Four decades after burning Confederate flag, Network Director Brett Bursey says the struggle continues

Days after the Charleston murders, Democracy Now‘s Amy Goodman interviewed Brett Bursey outside the Hope Emanuel Church.

“In Charleston, South Carolina, we speak with Brett Bursey, director of the South Carolina Progressive Network, who calls himself the oldest living Confederate prisoner of war. He says he is still out on bond after he burned the Confederate flag in 1969. Bursey knew Rev. Clementa Pinckney and says, “I feel a responsibility to Clementa to take advantage of the sacrifice he made to challenge the hypocrisy and bigotry” of Governor Nikki Haley and Republican lawmakers who backed voter ID legislation and blocked the expansion of Medicaid eligibility in the state.”

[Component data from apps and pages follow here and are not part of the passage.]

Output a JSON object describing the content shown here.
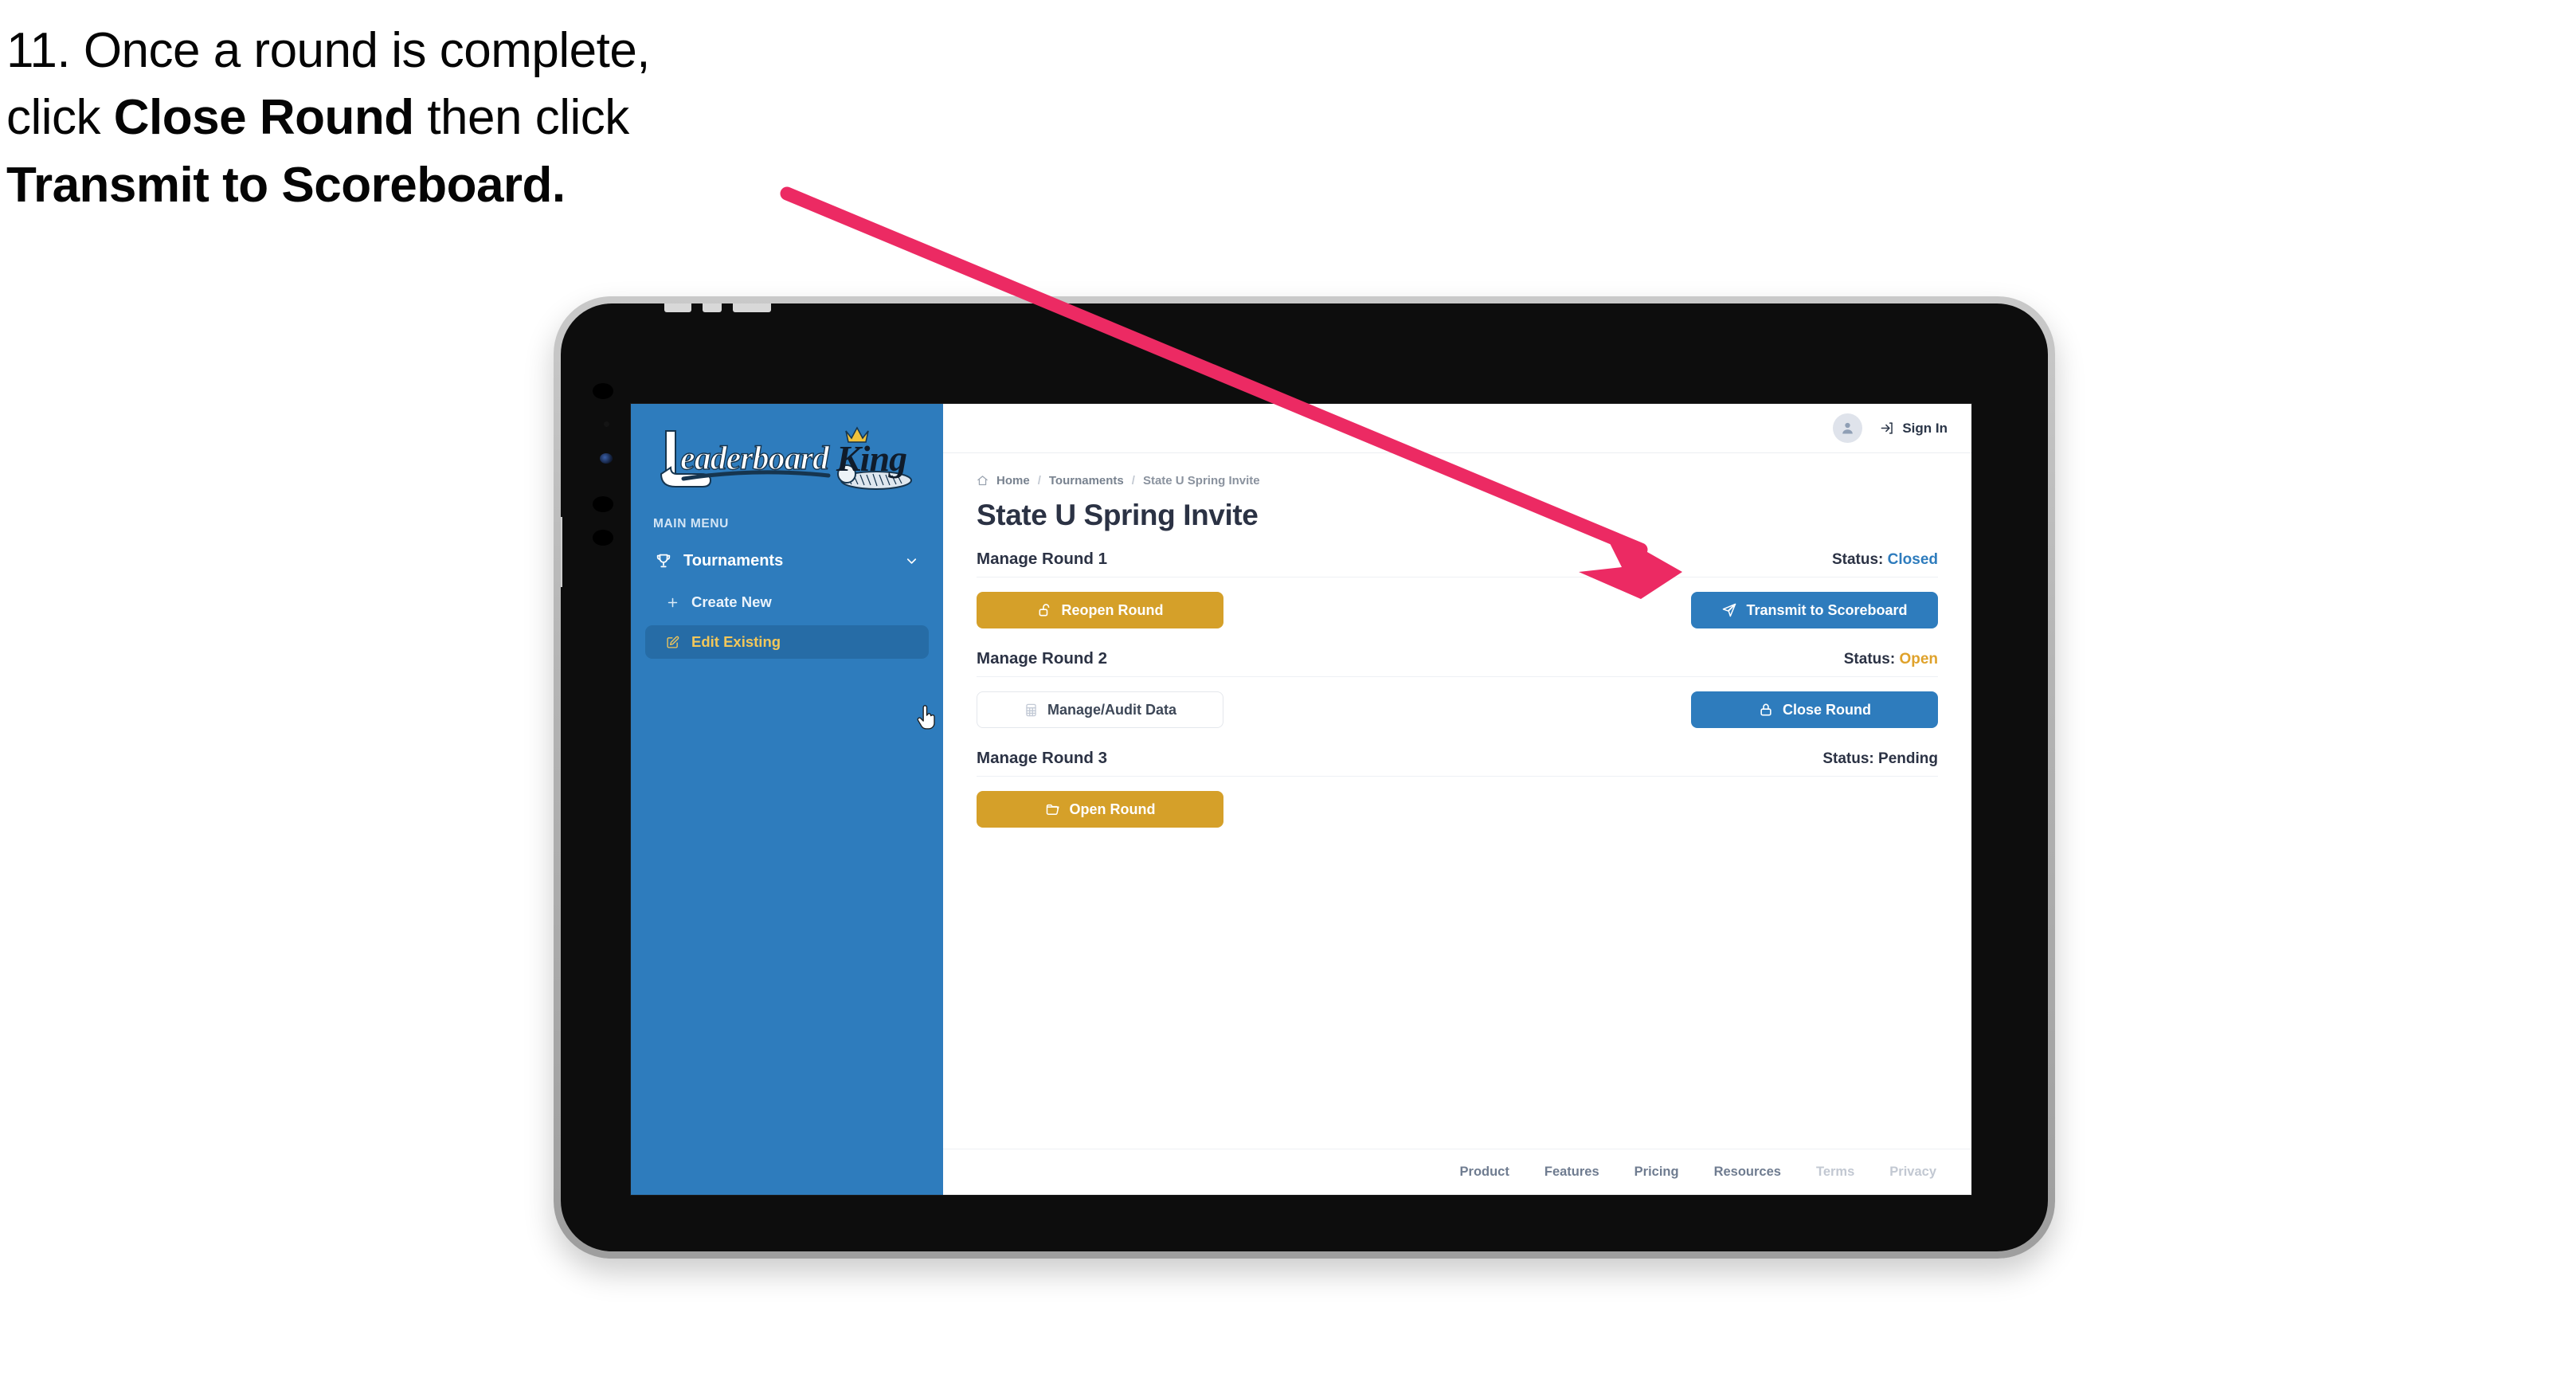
{
  "caption": {
    "line1_a": "11. Once a round is complete,",
    "line2_a": "click ",
    "line2_b": "Close Round",
    "line2_c": " then click",
    "line3_b": "Transmit to Scoreboard."
  },
  "annotation": {
    "arrow_color": "#ec2a63",
    "name": "pointer-arrow-to-transmit-button"
  },
  "sidebar": {
    "brand": {
      "word1": "Leaderboard",
      "word2": "King",
      "bg_color": "#2e7cbd"
    },
    "section_label": "MAIN MENU",
    "nav": [
      {
        "label": "Tournaments",
        "icon": "trophy-icon",
        "expanded": true,
        "chevron": "chevron-down-icon"
      }
    ],
    "sub_items": [
      {
        "label": "Create New",
        "icon": "plus-icon",
        "active": false
      },
      {
        "label": "Edit Existing",
        "icon": "edit-square-icon",
        "active": true
      }
    ],
    "cursor": "pointer-hand-cursor"
  },
  "topbar": {
    "avatar_icon": "user-avatar-icon",
    "signin_icon": "sign-in-arrow-icon",
    "signin_label": "Sign In"
  },
  "breadcrumb": {
    "home_icon": "home-icon",
    "items": [
      "Home",
      "Tournaments",
      "State U Spring Invite"
    ],
    "separator": "/"
  },
  "page": {
    "title": "State U Spring Invite"
  },
  "rounds": [
    {
      "name": "Manage Round 1",
      "status_label": "Status:",
      "status_value": "Closed",
      "status_kind": "closed",
      "status_color": "#2e7cbd",
      "left_button": {
        "label": "Reopen Round",
        "icon": "unlock-icon",
        "style": "gold"
      },
      "right_button": {
        "label": "Transmit to Scoreboard",
        "icon": "paper-plane-icon",
        "style": "blue"
      }
    },
    {
      "name": "Manage Round 2",
      "status_label": "Status:",
      "status_value": "Open",
      "status_kind": "open",
      "status_color": "#dfa22b",
      "left_button": {
        "label": "Manage/Audit Data",
        "icon": "table-grid-icon",
        "style": "ghost"
      },
      "right_button": {
        "label": "Close Round",
        "icon": "lock-icon",
        "style": "blue"
      }
    },
    {
      "name": "Manage Round 3",
      "status_label": "Status:",
      "status_value": "Pending",
      "status_kind": "pending",
      "status_color": "#2b3244",
      "left_button": {
        "label": "Open Round",
        "icon": "folder-open-icon",
        "style": "gold"
      },
      "right_button": null
    }
  ],
  "footer": {
    "links": [
      {
        "label": "Product",
        "muted": false
      },
      {
        "label": "Features",
        "muted": false
      },
      {
        "label": "Pricing",
        "muted": false
      },
      {
        "label": "Resources",
        "muted": false
      },
      {
        "label": "Terms",
        "muted": true
      },
      {
        "label": "Privacy",
        "muted": true
      }
    ]
  },
  "colors": {
    "brand_blue": "#2e7cbd",
    "gold": "#d5a029",
    "status_open": "#dfa22b",
    "arrow_pink": "#ec2a63",
    "sidebar_active": "#266ca6",
    "active_text_gold": "#f2c75a"
  }
}
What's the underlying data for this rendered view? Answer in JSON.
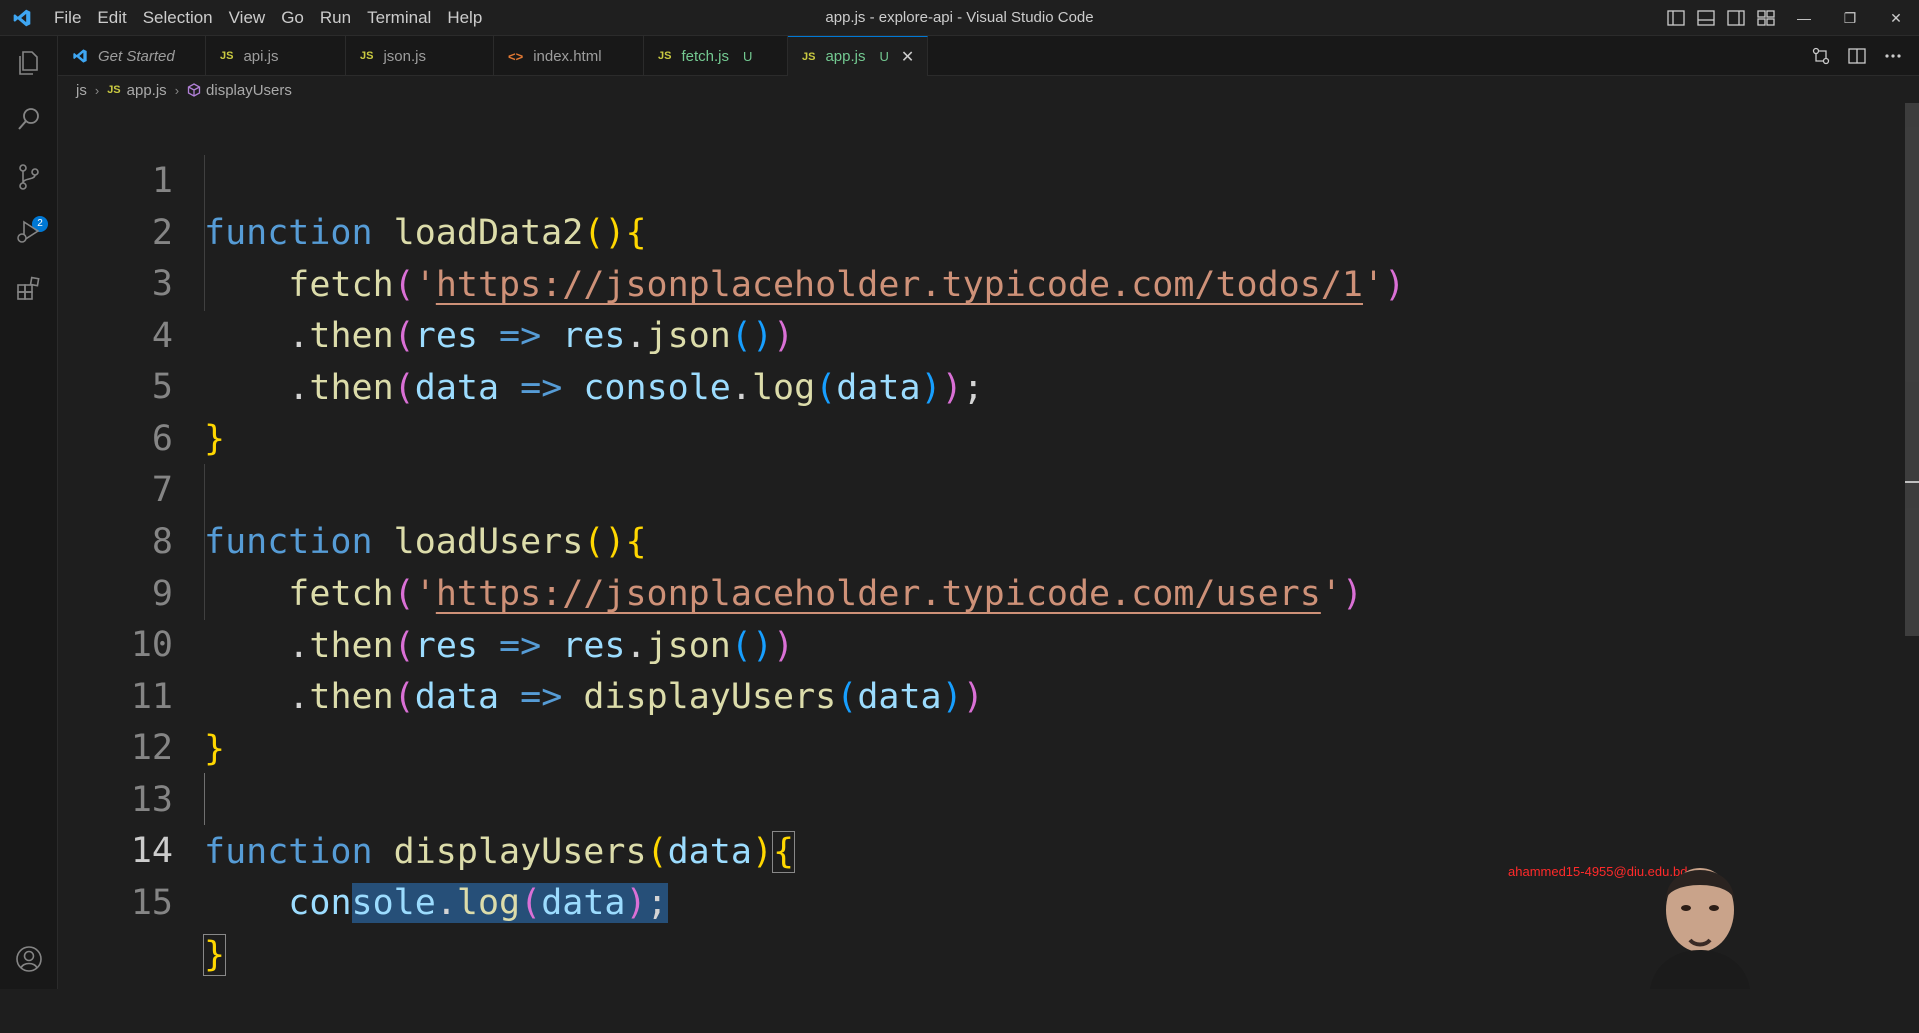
{
  "window": {
    "title": "app.js - explore-api - Visual Studio Code",
    "menu": [
      "File",
      "Edit",
      "Selection",
      "View",
      "Go",
      "Run",
      "Terminal",
      "Help"
    ]
  },
  "activity_bar": {
    "icons": [
      "explorer-icon",
      "search-icon",
      "source-control-icon",
      "run-debug-icon",
      "extensions-icon",
      "account-icon"
    ],
    "scm_badge": "2"
  },
  "tabs": [
    {
      "label": "Get Started",
      "icon": "vscode-icon",
      "status": "",
      "active": false
    },
    {
      "label": "api.js",
      "icon": "JS",
      "status": "",
      "active": false
    },
    {
      "label": "json.js",
      "icon": "JS",
      "status": "",
      "active": false
    },
    {
      "label": "index.html",
      "icon": "<>",
      "status": "",
      "active": false
    },
    {
      "label": "fetch.js",
      "icon": "JS",
      "status": "U",
      "active": false
    },
    {
      "label": "app.js",
      "icon": "JS",
      "status": "U",
      "active": true
    }
  ],
  "breadcrumb": {
    "folder": "js",
    "file": "app.js",
    "symbol": "displayUsers"
  },
  "editor": {
    "current_line": 14,
    "line_numbers": [
      "1",
      "2",
      "3",
      "4",
      "5",
      "6",
      "7",
      "8",
      "9",
      "10",
      "11",
      "12",
      "13",
      "14",
      "15"
    ],
    "lines": [
      "function loadData2(){",
      "    fetch('https://jsonplaceholder.typicode.com/todos/1')",
      "    .then(res => res.json())",
      "    .then(data => console.log(data));",
      "}",
      "",
      "function loadUsers(){",
      "    fetch('https://jsonplaceholder.typicode.com/users')",
      "    .then(res => res.json())",
      "    .then(data => displayUsers(data))",
      "}",
      "",
      "function displayUsers(data){",
      "    console.log(data);",
      "}"
    ]
  },
  "overlay": {
    "watermark": "ahammed15-4955@diu.edu.bd"
  },
  "colors": {
    "keyword": "#569cd6",
    "function": "#dcdcaa",
    "variable": "#9cdcfe",
    "string": "#ce9178",
    "bracket_gold": "#ffd700",
    "bracket_orchid": "#da70d6",
    "bracket_blue": "#179fff",
    "accent": "#0078d4"
  }
}
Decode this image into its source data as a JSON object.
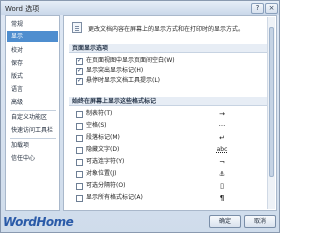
{
  "window": {
    "title": "Word 选项",
    "help": "?",
    "close": "×"
  },
  "sidebar": {
    "items": [
      {
        "label": "常规",
        "selected": false
      },
      {
        "label": "显示",
        "selected": true
      },
      {
        "label": "校对",
        "selected": false
      },
      {
        "label": "保存",
        "selected": false
      },
      {
        "label": "版式",
        "selected": false
      },
      {
        "label": "语言",
        "selected": false
      },
      {
        "label": "高级",
        "selected": false
      },
      {
        "label": "自定义功能区",
        "selected": false
      },
      {
        "label": "快速访问工具栏",
        "selected": false
      },
      {
        "label": "加载项",
        "selected": false
      },
      {
        "label": "信任中心",
        "selected": false
      }
    ]
  },
  "main": {
    "intro": "更改文档内容在屏幕上的显示方式和在打印时的显示方式。",
    "page_section": {
      "title": "页面显示选项",
      "options": [
        {
          "label": "在页面视图中显示页面间空白(W)",
          "checked": true
        },
        {
          "label": "显示突出显示标记(H)",
          "checked": true
        },
        {
          "label": "悬停时显示文档工具提示(L)",
          "checked": true
        }
      ]
    },
    "format_section": {
      "title": "始终在屏幕上显示这些格式标记",
      "options": [
        {
          "label": "制表符(T)",
          "mark": "→",
          "checked": false
        },
        {
          "label": "空格(S)",
          "mark": "···",
          "checked": false
        },
        {
          "label": "段落标记(M)",
          "mark": "↵",
          "checked": false
        },
        {
          "label": "隐藏文字(D)",
          "mark": "abc",
          "checked": false
        },
        {
          "label": "可选连字符(Y)",
          "mark": "¬",
          "checked": false
        },
        {
          "label": "对象位置(J)",
          "mark": "⚓",
          "checked": false
        },
        {
          "label": "可选分隔符(O)",
          "mark": "▯",
          "checked": false
        },
        {
          "label": "显示所有格式标记(A)",
          "mark": "",
          "checked": false
        }
      ]
    }
  },
  "footer": {
    "ok": "确定",
    "cancel": "取消"
  },
  "watermark": "WordHome"
}
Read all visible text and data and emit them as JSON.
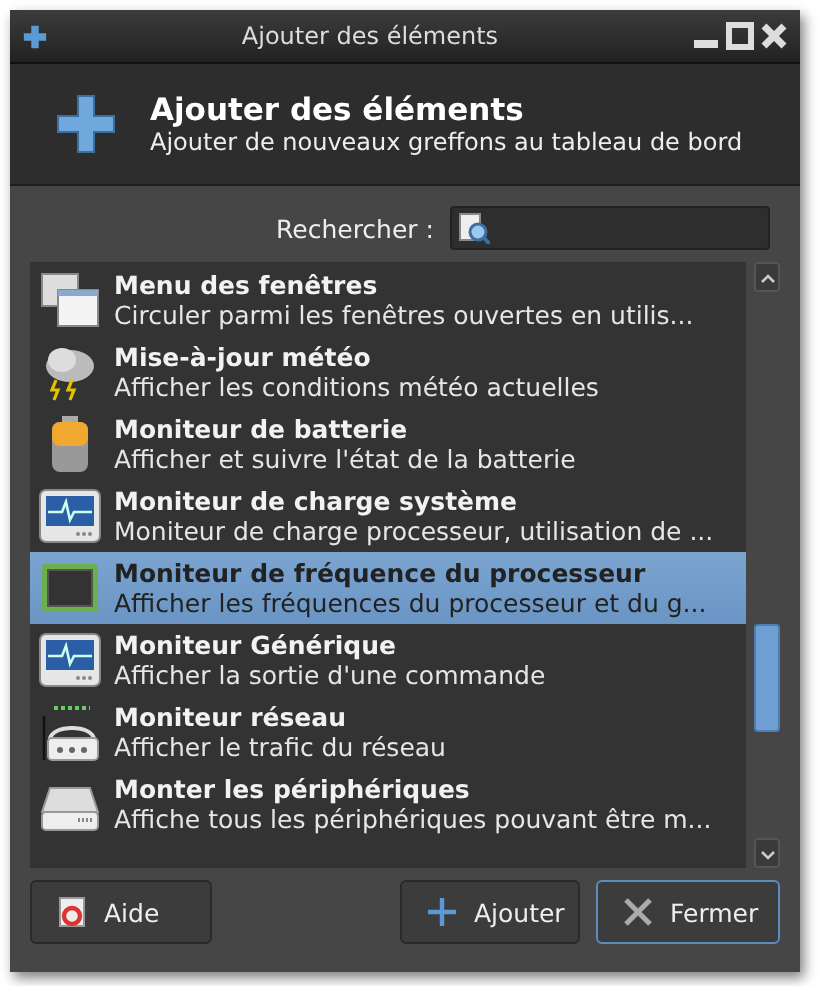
{
  "window": {
    "title": "Ajouter des éléments"
  },
  "header": {
    "title": "Ajouter des éléments",
    "subtitle": "Ajouter de nouveaux greffons au tableau de bord"
  },
  "search": {
    "label": "Rechercher :"
  },
  "items": [
    {
      "kind": "windows",
      "name": "Menu des fenêtres",
      "description": "Circuler parmi les fenêtres ouvertes en utilis...",
      "selected": false
    },
    {
      "kind": "weather",
      "name": "Mise-à-jour météo",
      "description": "Afficher les conditions météo actuelles",
      "selected": false
    },
    {
      "kind": "battery",
      "name": "Moniteur de batterie",
      "description": "Afficher et suivre l'état de la batterie",
      "selected": false
    },
    {
      "kind": "monitor",
      "name": "Moniteur de charge système",
      "description": "Moniteur de charge processeur, utilisation de ...",
      "selected": false
    },
    {
      "kind": "cpu",
      "name": "Moniteur de fréquence du processeur",
      "description": "Afficher les fréquences du processeur et du g...",
      "selected": true
    },
    {
      "kind": "monitor",
      "name": "Moniteur Générique",
      "description": "Afficher la sortie d'une commande",
      "selected": false
    },
    {
      "kind": "router",
      "name": "Moniteur réseau",
      "description": "Afficher le trafic du réseau",
      "selected": false
    },
    {
      "kind": "drive",
      "name": "Monter les périphériques",
      "description": "Affiche tous les périphériques pouvant être m...",
      "selected": false
    }
  ],
  "buttons": [
    {
      "kind": "help",
      "label": "Aide"
    },
    {
      "kind": "add",
      "label": "Ajouter"
    },
    {
      "kind": "close",
      "label": "Fermer"
    }
  ]
}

See video and full transcript here.

“We have grieved. Now we must get back to work.”

Message from SC Progressive Network Director Brett Bursey:

After one of the most painful weeks in our state’s Jim Crow history, the SC Progressive Network is stepping away from the microphone and media circus to refocus our energy on the long-term struggle ahead. We have grieved. Now we must get back to work.

We are committed to insuring that the struggle for equality and democracy continues beyond the funerals and the flag controversy.

6Kevin Alexander Gray speaks on behalf of the Progressive Network at the State House on June 23.

It appears that the flag will be coming down before the end of the current special session. The state Senate convenes at 10am July 6, and will take up the bill to move the flag off the grounds as it awaits House action on the budget. The House goes into session at 1pm July 6, and will take up vetoes and the budget while awaiting the Senate bill to remove the flag.

Our allies in the legislature have counted the votes and believe there is the necessary two-third to move the flag.

That said, a continued citizen presence and insistence on removing the flag will facilitate getting the job done promptly. But be mindful that grandstanding on the flag’s removal, especially by national figures, isn’t helpful. In the interest of using the occasion to fend off the fundamentalists and bring more rational thought to our legislature, we need to recognize that conservative legislators like Senators Tom Davis and Paul Thurmond are voting to bring the flag down.

Then we work on getting them – and others in power – to address the larger, more insidious problem of systemic racism in South Carolina.

On July 4, there will be a “Unity and Healing” gathering at the State House that is being billed as a family event with music and speakers starting at 4:30pm.

The Network will have a table and be talking to those in attendance about the work yet to be done, and inviting them to get involved in the revolution of social values to which we remain committed.

Network members who want to help spread the message should come by the Network’s tent and pick up some invitations to distribute to crowd.

Questions? Call our office at 803-808-3384.